From a short piece I have in the current edition of Tu Ciudad magazine:
It's not often you get a cultural lesson from a piece of municipal property, but this actual manhole cover plainly conveys the essence of Los Angeles, day after day, politics and media games aside. The message, etched in steel, is not a call by Chicano nationalists for a reconquest of the American Southwest. It is simply a statement of fact.
How? History tells us that L.A.’s roots and soul were indeed made in Mexico, but so does the present. We're reminded in the way the city is laid out, along the former boundaries of old Californio ranchos. We're reminded in the flavors and sounds of the cultural landscape -- la comida, la vibra. In the faces of the people, who come in every shade of brown mismatched with black and white and yellow and red and everything in between.
Today, Glenn Beck, Lou Dobbs, Jim Gilchrist, and hordes of faceless lieutenants in the relentless hate-talk war against "illegals" too often cloud our historical perspective. In Los Angeles -- the undisputed capital of modern-day Alta California -- even our manhole covers are smarter than that.
This one has Homeland L.A. written all over it, and if you look back in those archives, for me it's all about the layering of L.A.'s mixed-race Mexican heritage with everything that's come before and after. It's what makes it so rich and unlike any other city in the world.

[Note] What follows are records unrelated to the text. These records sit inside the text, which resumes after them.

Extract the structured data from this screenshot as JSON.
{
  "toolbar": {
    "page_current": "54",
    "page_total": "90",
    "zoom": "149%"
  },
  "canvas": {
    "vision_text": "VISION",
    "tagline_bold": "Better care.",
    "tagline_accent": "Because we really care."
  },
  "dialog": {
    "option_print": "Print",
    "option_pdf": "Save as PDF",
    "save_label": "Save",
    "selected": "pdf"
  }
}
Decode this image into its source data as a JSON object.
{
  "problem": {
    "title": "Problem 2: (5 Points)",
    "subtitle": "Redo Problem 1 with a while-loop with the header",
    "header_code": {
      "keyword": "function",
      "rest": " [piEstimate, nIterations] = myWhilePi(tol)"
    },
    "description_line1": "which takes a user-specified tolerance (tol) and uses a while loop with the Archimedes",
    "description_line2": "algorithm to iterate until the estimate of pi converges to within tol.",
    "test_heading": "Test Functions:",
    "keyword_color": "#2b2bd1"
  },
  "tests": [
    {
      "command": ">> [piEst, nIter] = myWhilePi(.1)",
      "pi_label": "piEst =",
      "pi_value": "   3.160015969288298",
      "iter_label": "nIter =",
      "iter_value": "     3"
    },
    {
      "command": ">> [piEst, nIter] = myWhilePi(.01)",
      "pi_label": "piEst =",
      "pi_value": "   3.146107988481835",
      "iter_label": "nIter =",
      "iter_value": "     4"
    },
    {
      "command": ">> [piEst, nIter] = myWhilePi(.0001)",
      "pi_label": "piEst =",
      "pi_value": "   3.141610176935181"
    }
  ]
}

* Better late than never: I want to thank Oscar Garza, Dennis Romero, and the team at Tu Ciudad for including me in their 2007 "Hip Hot Now" issue. It was a really cool feature and photo session at the lake. And regarding that issue release event at Union Station: the magazine sure knows how to throw a party.